Each entry has the following information: 

  • Register number
  • Card number
  • Year of departure
  • Date of departure
  • Town of origin (with a little Google maps image)
  • Name (including maiden name) and first name(s)
  • Age (this is often blank)
  • Sex
  • Ship's name (occasionally blank)
  • Port of departure (occasionally blank)

The website has many other pages about Basque culture and emigration. It is tetra-lingual, in Basque, French, Spanish and English. (Click on one of the little flags in the upper right corner of the page.) Bear in mind that there were many tens of thousands more from the region who emigrated whose documentation has not survived. Still and all, this is a fine new resource, not only for specific searches, but to gain a better understanding to Basque name structures and localities.

For all those who believe they have a Basque name in the family, give it a try!

©2010 Anne Morddel

French Genealogy

Technorati Profile

The Continuing Debate On Privatisation of the Archives



We have written a fair amount on this before. Now, France Culture has interviewed genealogists at the Bibliothèque nationale de France on the subject. The first half of the podcast linked below is an interview with Pierre-Valèry Archassal, professor of paleography and a member of the International Academy for Genealogy. The second half moves on to a different story: new developments in philosophy.


"Questions d'époque" Podcast 2 December, 2010


Archives de Catholicité - Baptisms and Marriages

Baptism sweets U

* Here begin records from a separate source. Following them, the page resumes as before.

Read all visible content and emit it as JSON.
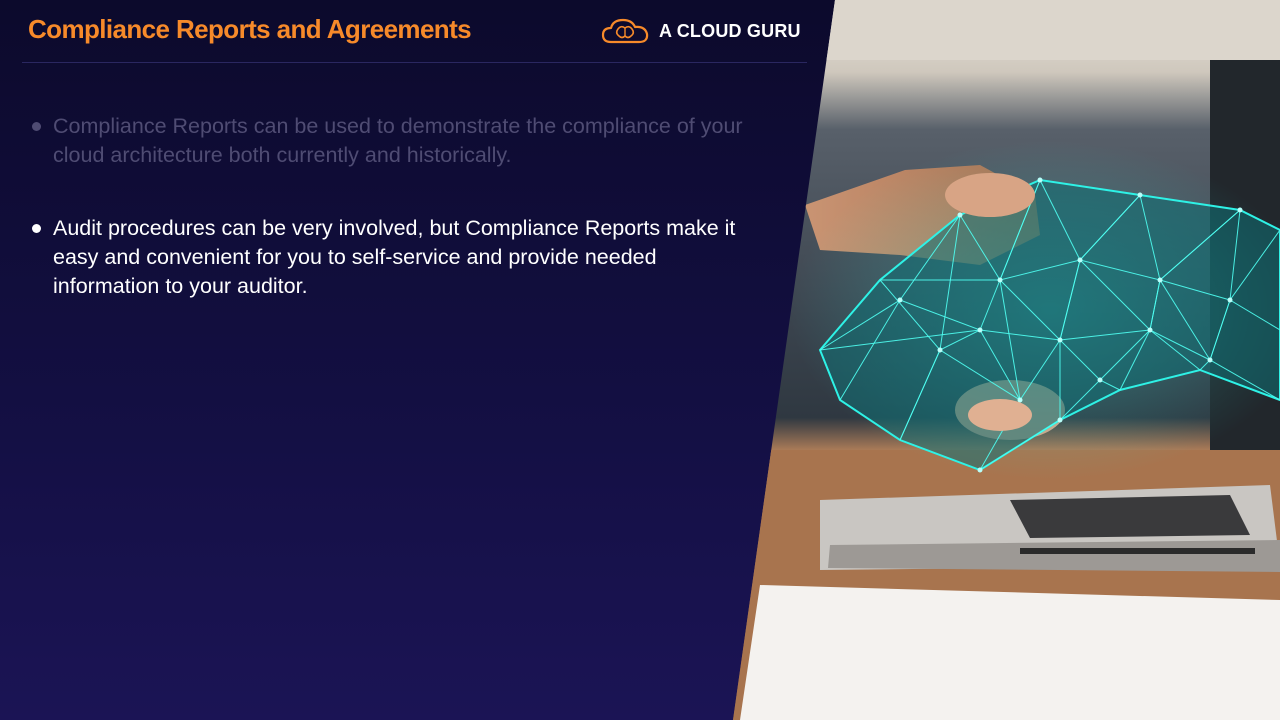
{
  "slide": {
    "title": "Compliance Reports and Agreements",
    "logo": {
      "icon": "cloud-brain-icon",
      "text": "A CLOUD GURU"
    },
    "bullets": [
      {
        "text": "Compliance Reports can be used to demonstrate the compliance of your cloud architecture both currently and historically.",
        "state": "dimmed"
      },
      {
        "text": "Audit procedures can be very involved, but Compliance Reports make it easy and convenient for you to self-service and provide needed information to your auditor.",
        "state": "active"
      }
    ],
    "image": {
      "subject": "handshake-with-digital-hand-over-laptop"
    }
  },
  "colors": {
    "title": "#f78a2a",
    "background": "#130f42",
    "active_text": "#ffffff",
    "dimmed_text": "#4f4c73",
    "digital_hand": "#2ef2e6"
  }
}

When the French government secularized the registration of births, marriages and deaths, by creating the actes d'état civil, they also required the parishes and dioceses across the country to deposit in the newly created departmental archives the registers of baptisms, marriages, and burials that had been kept by priests for over two hundred years. That does not mean that the Catholic Church of France stopped maintaining registers of catholicity.  Copies are still deposited with the departmental archives, but the originals are usually retained  by the parish. 

In French genealogical research, there is a slight roadblock concerning more recent generations in that the civil registrations may not be made available to the public. The law states that birth and marriage registrations may not be seen until seventy-five years after the event. It used to be one hundred years and some departmental archives adhere to this old rule. For those researching in the last hundred years, this is a problem. 

Additionally, the websites of the archives are not putting up parish registers made after the Revolution, for those are considered private records. (Those made before the Revolution were done so at the orders of the King and so, were government records.) In no case will the departmental archives do research and send a copy of the records. 

Parish and diocesan archives may resolve both issues. They will provide recent records and they will send them to you. One must write a letter. One must include a self-addressed,  stamped envelope, as well as two French first-class stamps per document requested. (Buy them online from La Poste.) Rarely, one must be prepared to write a cheque (in euros -write back negotiating a deal with stamps). One must be prepared to justify one's request, even to be rebuffed testily. 

There is no centralized archive  of registrations of catholicity. Each diocese maintains its own and generally their archives contain records only from the present back to 1900. The parish archives will contain anything older. The information that must be provided is:

  • Year of birth
  • Year of baptism or marriage
  • Residence at the time of the baptism or marriage
  • Parish in which the event took place, and the church

A map of the current dioceses of France can be found on the Church's website. By clicking on a diocese, one is taken to its website, where the parishes can be found (not always easily.) The website of the Association of Church Archivists, Association des Archivistes de l'Eglise de France,  has in the panel to the left of their welcome page the Annuaire des Archivistes Diocésains, the directory/address book of all the diocesan archivists in France.

 Bonne chance!

©2010 Anne Morddel

French Genealogy